- Younger generations are increasingly identifying (when compared to older generations) in non-binary terms, particularly in terms of gender (over 74 genders now recognised) and sexuality.
- Neurodiversity is much greater amongst the next generation with a 787% exponential increase in recorded incidence of autism diagnoses alone between 1998 and 2018. These increases could be due to growth in prevalence or, more likely, increased reporting and diagnosis. Younger people expect us to reflect the vast array of neurodiversity within society and a simple ‘disabled’ box is far from satisfactory to help us support candidates (as well as creating psychological barriers to application).
- The hugely flawed term ‘mixed race’ is going to be one of the fastest growing ethnicities in future years as our population becomes ever more diverse and inter-connected. Is ‘mixed race’ really good enough to represent rich cultural backgrounds and heritage? I think not.
- Diversity and inclusion are critical issues for this next generation and they need to see our profession managing it in terms that reflect their own sophistication and knowledge of the complexity of the subject. I think we are currently failing to meet their expectations.
- Students and graduates understand intersectionality and are smart enough to see through vanity metrics and statements such as ‘We recruited twice the number of disabled candidates!’ when the majority of your hires are still straight and white.
I don’t think we find ourselves where we are today as a result of any malice or malintent. Indeed, quite the opposite. However, I think when you look at our current methods of monitoring EDI metrics with fresh eyes it is clear that our labels and boxes are simply no longer fit for purpose and we need to start afresh. And if it starts anywhere it will start with us.
As a profession, the early careers/future talent sector tends to lead HR practise where the rest of the profession follows (think about who adopted on-line apps, VR, gamification, video interviews – we were and are always the first). This tends to be because we are working with and responding to the needs of the next generation of our workforce.
I’m not suggesting I have the solution just yet, but I am certain that as a sector we will be the ones to create a new approach.
What are the alternatives?
Some of the ideas generated by delegates in the short innovation lab session at ISE’s EDI Conference included:
- Self ID
- Net diversity/inclusion scores from candidates (NDIS as an alternative to NPS – Net Promoter Score) as a key candidate experience metric
- Using ranges or spectrums to capture characteristics rather than boxes/labels
- Removing metrics altogether (risky many would argue when we still have much to do)
- Co-creation of entirely new approaches with the input of students and graduates
- Adopting an ‘inclusive by design’ approach, rather than having separate things for different groups, which implies those who don’t fit some imagined norm are the problem
This was a simple starting point, so none of these solutions are perfect of course.
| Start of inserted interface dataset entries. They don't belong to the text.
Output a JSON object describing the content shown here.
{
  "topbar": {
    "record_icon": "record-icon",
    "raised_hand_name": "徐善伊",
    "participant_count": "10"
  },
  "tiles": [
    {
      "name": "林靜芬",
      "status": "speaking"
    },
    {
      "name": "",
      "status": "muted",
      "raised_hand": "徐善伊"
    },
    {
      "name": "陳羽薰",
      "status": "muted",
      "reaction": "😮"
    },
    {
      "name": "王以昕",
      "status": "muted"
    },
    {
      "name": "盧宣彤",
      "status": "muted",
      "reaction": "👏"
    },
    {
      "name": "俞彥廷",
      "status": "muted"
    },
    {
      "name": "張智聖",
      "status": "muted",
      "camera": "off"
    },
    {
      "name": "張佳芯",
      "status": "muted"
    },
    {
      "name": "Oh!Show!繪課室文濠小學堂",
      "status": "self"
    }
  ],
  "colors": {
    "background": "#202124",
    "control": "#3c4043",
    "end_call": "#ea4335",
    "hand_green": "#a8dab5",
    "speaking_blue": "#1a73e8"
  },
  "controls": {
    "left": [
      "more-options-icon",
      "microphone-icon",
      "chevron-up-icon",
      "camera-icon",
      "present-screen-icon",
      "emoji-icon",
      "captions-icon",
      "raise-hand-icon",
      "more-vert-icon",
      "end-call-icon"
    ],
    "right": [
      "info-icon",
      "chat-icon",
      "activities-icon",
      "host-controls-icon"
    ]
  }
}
But it was wonderfully refreshing to scrap what we think we know and look afresh at this topic.
It very much feels like the time for us to think again about our EDI metrics. To work in collaboration and co-create new approaches with students, to experiment, try, perhaps make some missteps, and learn about how we can do better in this space. Because I am now 100% convinced that we can and must do better.
Read more opinion, advice and data on EDI